The then law student Paul Steinberg and the late Gerald Lescatre wrote a research paper for Penn State Law Review where a pattern of cases is laid out and organized that highlight the gaps in modern franchise law. Beguiling Heresy: Regulating the Franchise Relationship speaks brilliantly about the limits of franchise contracts as a tool to govern the franchise relationship.
The law is set up to favor franchisors.
"Franchisors will complain that relationship legislation, with its concern with good faith and fair dealing, will inject an element of uncertainty into the franchise relationsip. But there is already an element of uncertainty: it exists in the mind of the franchisee living each day with the knowledge that a capricious franchisor may rob the franchisee of a life's savings -- with an approving nod from the courts and regulators."
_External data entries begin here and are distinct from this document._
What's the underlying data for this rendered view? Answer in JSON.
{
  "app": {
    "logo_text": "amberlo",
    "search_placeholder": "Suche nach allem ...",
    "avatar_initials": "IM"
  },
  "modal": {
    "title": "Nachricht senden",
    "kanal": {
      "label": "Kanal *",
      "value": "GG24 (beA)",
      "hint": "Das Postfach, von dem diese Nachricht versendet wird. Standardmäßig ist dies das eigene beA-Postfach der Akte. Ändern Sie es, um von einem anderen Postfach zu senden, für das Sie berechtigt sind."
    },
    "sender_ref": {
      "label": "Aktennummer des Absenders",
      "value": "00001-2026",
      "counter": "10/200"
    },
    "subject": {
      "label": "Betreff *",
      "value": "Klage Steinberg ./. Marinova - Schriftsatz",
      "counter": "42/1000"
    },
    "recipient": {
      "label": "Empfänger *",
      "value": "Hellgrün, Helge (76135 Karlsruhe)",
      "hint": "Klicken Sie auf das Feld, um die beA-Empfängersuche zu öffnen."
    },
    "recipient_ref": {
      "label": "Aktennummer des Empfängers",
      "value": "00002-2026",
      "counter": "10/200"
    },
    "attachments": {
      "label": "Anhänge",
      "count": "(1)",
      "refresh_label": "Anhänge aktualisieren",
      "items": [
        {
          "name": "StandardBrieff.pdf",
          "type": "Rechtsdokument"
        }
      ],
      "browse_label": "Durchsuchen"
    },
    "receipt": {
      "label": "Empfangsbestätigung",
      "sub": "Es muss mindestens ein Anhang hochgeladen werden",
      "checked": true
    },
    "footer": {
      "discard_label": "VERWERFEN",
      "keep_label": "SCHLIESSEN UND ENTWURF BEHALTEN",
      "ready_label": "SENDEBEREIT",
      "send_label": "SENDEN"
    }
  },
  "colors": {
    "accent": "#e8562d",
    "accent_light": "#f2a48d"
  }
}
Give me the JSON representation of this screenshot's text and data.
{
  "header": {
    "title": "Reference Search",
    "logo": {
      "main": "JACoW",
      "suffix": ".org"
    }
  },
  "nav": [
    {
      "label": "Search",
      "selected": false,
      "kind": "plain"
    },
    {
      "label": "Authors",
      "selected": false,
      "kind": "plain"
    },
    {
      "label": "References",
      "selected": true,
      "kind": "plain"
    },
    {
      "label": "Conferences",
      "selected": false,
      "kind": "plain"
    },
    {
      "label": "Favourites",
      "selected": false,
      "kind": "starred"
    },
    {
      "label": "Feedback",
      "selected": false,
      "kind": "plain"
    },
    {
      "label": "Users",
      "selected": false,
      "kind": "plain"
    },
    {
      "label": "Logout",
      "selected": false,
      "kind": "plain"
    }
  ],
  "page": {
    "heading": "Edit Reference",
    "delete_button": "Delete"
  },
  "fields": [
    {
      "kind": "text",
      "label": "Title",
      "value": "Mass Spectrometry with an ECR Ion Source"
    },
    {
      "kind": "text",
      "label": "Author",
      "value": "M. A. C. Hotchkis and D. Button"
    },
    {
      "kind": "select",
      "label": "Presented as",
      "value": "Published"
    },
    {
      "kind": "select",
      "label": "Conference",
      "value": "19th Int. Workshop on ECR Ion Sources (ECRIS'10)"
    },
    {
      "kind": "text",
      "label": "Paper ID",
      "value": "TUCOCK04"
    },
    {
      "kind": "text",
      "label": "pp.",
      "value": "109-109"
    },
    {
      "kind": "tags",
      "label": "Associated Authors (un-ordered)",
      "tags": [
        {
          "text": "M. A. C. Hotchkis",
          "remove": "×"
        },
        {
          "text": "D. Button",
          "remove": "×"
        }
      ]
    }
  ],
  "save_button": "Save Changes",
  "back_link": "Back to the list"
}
Steinberg concludes, "This may be legal. But is it ethical?"
Weakness: Although I wish the book had an index, it does have 1,150 footnotes of legal and franchise citations. Every assumption seems backed up by a researched fact, case or statistic. It is a law review, highly technical. It took 68 pages of the book to reveal what its title "Beguiling Heresy" is talking about. "Beguiling Heresy" refers to an English lawyer's argument against courts that rule against abusive contracts. It might be beguiling to the judge to seek "justice" but it is heresy, the lawyer argued, because it erodes at the pinning of contractual law to the point that the law itself becomes a whim. Despite the lawyer's argument to not interfere with contracts even when there is no good faith for the sake of the rule of law, common law and American law has long found it necessary to dismiss parts of contracts in certain cases and to regulate them. In its 152 pages, the book answers why regulating franchising is necessary.